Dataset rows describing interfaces
▬▬▬

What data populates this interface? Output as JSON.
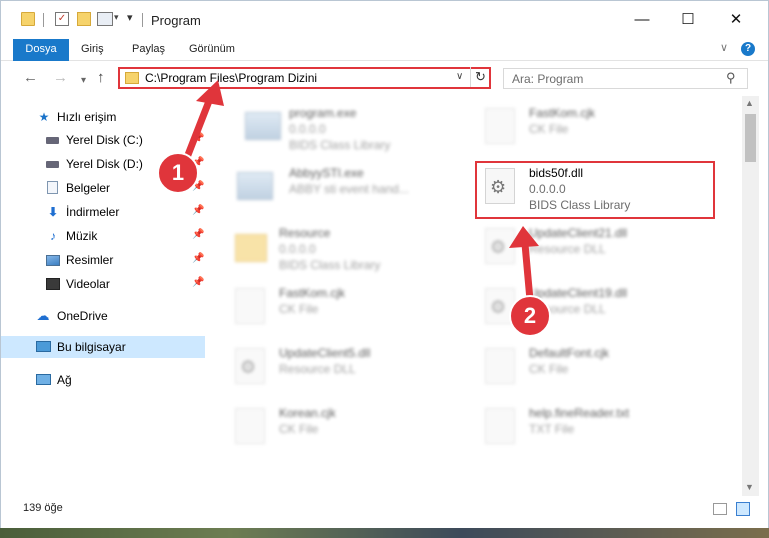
{
  "window": {
    "title": "Program"
  },
  "ribbon": {
    "tabs": [
      "Dosya",
      "Giriş",
      "Paylaş",
      "Görünüm"
    ],
    "help": "?"
  },
  "nav": {
    "address": "C:\\Program Files\\Program Dizini",
    "search_placeholder": "Ara: Program"
  },
  "sidebar": {
    "items": [
      {
        "label": "Hızlı erişim"
      },
      {
        "label": "Yerel Disk (C:)"
      },
      {
        "label": "Yerel Disk (D:)"
      },
      {
        "label": "Belgeler"
      },
      {
        "label": "İndirmeler"
      },
      {
        "label": "Müzik"
      },
      {
        "label": "Resimler"
      },
      {
        "label": "Videolar"
      },
      {
        "label": "OneDrive"
      },
      {
        "label": "Bu bilgisayar",
        "selected": true
      },
      {
        "label": "Ağ"
      }
    ]
  },
  "files": [
    {
      "name": "program.exe",
      "line2": "0.0.0.0",
      "line3": "BIDS Class Library",
      "icon": "app",
      "blurred": true
    },
    {
      "name": "FastKom.cjk",
      "line2": "CK File",
      "line3": "",
      "icon": "doc",
      "blurred": true
    },
    {
      "name": "AbbyySTI.exe",
      "line2": "ABBY sti event hand...",
      "line3": "",
      "icon": "app",
      "blurred": true
    },
    {
      "name": "bids50f.dll",
      "line2": "0.0.0.0",
      "line3": "BIDS Class Library",
      "icon": "gear",
      "blurred": false
    },
    {
      "name": "Resource",
      "line2": "0.0.0.0",
      "line3": "BIDS Class Library",
      "icon": "folder",
      "blurred": true
    },
    {
      "name": "UpdateClient21.dll",
      "line2": "Resource DLL",
      "line3": "",
      "icon": "gear",
      "blurred": true
    },
    {
      "name": "FastKom.cjk",
      "line2": "CK File",
      "line3": "",
      "icon": "doc",
      "blurred": true
    },
    {
      "name": "UpdateClient19.dll",
      "line2": "Resource DLL",
      "line3": "",
      "icon": "gear",
      "blurred": true
    },
    {
      "name": "UpdateClient5.dll",
      "line2": "Resource DLL",
      "line3": "",
      "icon": "gear",
      "blurred": true
    },
    {
      "name": "DefaultFont.cjk",
      "line2": "CK File",
      "line3": "",
      "icon": "doc",
      "blurred": true
    },
    {
      "name": "Korean.cjk",
      "line2": "CK File",
      "line3": "",
      "icon": "doc",
      "blurred": true
    },
    {
      "name": "help.fineReader.txt",
      "line2": "TXT File",
      "line3": "",
      "icon": "doc",
      "blurred": true
    }
  ],
  "status": {
    "count": "139 öğe"
  },
  "annotations": {
    "badge1": "1",
    "badge2": "2",
    "color": "#e0353b"
  }
}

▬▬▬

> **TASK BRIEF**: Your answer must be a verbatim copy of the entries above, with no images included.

> **ANSWER TO THIS TASK**:
What data populates this interface? Output as JSON.
{
  "window": {
    "title": "Program"
  },
  "ribbon": {
    "tabs": [
      "Dosya",
      "Giriş",
      "Paylaş",
      "Görünüm"
    ],
    "help": "?"
  },
  "nav": {
    "address": "C:\\Program Files\\Program Dizini",
    "search_placeholder": "Ara: Program"
  },
  "sidebar": {
    "items": [
      {
        "label": "Hızlı erişim"
      },
      {
        "label": "Yerel Disk (C:)"
      },
      {
        "label": "Yerel Disk (D:)"
      },
      {
        "label": "Belgeler"
      },
      {
        "label": "İndirmeler"
      },
      {
        "label": "Müzik"
      },
      {
        "label": "Resimler"
      },
      {
        "label": "Videolar"
      },
      {
        "label": "OneDrive"
      },
      {
        "label": "Bu bilgisayar",
        "selected": true
      },
      {
        "label": "Ağ"
      }
    ]
  },
  "files": [
    {
      "name": "program.exe",
      "line2": "0.0.0.0",
      "line3": "BIDS Class Library",
      "icon": "app",
      "blurred": true
    },
    {
      "name": "FastKom.cjk",
      "line2": "CK File",
      "line3": "",
      "icon": "doc",
      "blurred": true
    },
    {
      "name": "AbbyySTI.exe",
      "line2": "ABBY sti event hand...",
      "line3": "",
      "icon": "app",
      "blurred": true
    },
    {
      "name": "bids50f.dll",
      "line2": "0.0.0.0",
      "line3": "BIDS Class Library",
      "icon": "gear",
      "blurred": false
    },
    {
      "name": "Resource",
      "line2": "0.0.0.0",
      "line3": "BIDS Class Library",
      "icon": "folder",
      "blurred": true
    },
    {
      "name": "UpdateClient21.dll",
      "line2": "Resource DLL",
      "line3": "",
      "icon": "gear",
      "blurred": true
    },
    {
      "name": "FastKom.cjk",
      "line2": "CK File",
      "line3": "",
      "icon": "doc",
      "blurred": true
    },
    {
      "name": "UpdateClient19.dll",
      "line2": "Resource DLL",
      "line3": "",
      "icon": "gear",
      "blurred": true
    },
    {
      "name": "UpdateClient5.dll",
      "line2": "Resource DLL",
      "line3": "",
      "icon": "gear",
      "blurred": true
    },
    {
      "name": "DefaultFont.cjk",
      "line2": "CK File",
      "line3": "",
      "icon": "doc",
      "blurred": true
    },
    {
      "name": "Korean.cjk",
      "line2": "CK File",
      "line3": "",
      "icon": "doc",
      "blurred": true
    },
    {
      "name": "help.fineReader.txt",
      "line2": "TXT File",
      "line3": "",
      "icon": "doc",
      "blurred": true
    }
  ],
  "status": {
    "count": "139 öğe"
  },
  "annotations": {
    "badge1": "1",
    "badge2": "2",
    "color": "#e0353b"
  }
}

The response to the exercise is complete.